### [Exercise]
Among the entries, which lines carry the string "week"? Copy each of them.

↓

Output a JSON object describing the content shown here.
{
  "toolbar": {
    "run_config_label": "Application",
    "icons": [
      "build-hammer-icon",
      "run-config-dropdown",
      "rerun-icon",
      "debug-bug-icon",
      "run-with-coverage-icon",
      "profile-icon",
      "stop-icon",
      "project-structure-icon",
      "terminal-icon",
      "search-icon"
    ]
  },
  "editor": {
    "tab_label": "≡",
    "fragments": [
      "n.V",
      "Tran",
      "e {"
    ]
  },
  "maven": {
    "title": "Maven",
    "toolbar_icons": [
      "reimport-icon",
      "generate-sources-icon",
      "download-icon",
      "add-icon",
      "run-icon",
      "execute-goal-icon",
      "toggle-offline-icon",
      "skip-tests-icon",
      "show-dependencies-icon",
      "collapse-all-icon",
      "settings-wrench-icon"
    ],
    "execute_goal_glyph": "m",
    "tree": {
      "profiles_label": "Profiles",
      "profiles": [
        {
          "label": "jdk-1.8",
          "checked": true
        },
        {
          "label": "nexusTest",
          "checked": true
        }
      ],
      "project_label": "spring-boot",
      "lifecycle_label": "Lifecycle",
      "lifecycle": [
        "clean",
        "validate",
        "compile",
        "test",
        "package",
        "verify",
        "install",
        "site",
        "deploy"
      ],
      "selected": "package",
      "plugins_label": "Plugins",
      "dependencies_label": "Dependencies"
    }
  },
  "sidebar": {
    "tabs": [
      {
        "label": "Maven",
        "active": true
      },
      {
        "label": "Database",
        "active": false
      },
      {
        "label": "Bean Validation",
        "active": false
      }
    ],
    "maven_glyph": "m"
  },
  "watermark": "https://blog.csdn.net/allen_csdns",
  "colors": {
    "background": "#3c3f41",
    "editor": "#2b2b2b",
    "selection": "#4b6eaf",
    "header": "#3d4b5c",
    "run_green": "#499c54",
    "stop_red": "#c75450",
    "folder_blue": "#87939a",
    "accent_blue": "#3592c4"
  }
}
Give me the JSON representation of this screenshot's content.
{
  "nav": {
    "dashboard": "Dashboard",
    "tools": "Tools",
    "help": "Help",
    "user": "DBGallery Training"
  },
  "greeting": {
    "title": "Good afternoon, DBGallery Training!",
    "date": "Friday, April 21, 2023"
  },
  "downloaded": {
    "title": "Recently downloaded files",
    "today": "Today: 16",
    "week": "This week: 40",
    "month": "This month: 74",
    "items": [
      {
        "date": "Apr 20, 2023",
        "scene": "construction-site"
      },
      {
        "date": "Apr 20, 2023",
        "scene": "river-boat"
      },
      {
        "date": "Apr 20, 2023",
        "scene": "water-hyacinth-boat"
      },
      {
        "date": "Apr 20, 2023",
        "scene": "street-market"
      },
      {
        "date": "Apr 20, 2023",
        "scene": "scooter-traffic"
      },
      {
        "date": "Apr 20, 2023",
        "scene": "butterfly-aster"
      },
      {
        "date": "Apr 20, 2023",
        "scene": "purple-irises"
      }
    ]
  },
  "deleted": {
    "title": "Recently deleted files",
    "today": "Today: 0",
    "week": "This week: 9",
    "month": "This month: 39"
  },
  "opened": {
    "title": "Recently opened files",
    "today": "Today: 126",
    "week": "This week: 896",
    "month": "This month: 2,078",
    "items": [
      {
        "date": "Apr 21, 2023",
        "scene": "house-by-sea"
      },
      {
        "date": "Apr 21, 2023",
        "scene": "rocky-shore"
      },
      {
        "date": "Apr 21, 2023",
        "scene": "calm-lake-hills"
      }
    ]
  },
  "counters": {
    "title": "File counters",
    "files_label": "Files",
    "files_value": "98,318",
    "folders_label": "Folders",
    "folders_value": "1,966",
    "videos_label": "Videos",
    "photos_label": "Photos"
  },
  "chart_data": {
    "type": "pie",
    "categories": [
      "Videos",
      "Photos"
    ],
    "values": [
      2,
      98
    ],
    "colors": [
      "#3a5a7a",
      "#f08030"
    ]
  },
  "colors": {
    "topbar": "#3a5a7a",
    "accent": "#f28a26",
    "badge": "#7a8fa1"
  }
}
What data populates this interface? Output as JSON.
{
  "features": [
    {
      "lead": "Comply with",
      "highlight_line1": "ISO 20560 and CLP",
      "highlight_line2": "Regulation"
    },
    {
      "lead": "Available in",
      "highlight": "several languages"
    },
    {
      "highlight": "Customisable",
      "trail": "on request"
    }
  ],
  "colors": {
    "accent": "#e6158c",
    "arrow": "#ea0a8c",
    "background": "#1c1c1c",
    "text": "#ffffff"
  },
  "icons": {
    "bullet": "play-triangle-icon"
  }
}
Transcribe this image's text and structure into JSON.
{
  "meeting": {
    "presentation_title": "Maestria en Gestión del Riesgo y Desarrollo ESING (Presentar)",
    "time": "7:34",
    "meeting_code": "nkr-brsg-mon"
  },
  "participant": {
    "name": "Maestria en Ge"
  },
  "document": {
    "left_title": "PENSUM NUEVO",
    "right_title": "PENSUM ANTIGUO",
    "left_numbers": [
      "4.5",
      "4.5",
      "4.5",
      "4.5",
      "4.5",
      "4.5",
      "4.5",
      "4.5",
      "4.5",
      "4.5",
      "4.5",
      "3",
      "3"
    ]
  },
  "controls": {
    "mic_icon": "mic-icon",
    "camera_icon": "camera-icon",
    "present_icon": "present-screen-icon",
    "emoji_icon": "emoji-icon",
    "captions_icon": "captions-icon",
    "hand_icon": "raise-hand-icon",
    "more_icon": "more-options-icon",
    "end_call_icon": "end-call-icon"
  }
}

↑

### [Task solution]
    "week": "This week: 40",
    "week": "This week: 9",
    "week": "This week: 896",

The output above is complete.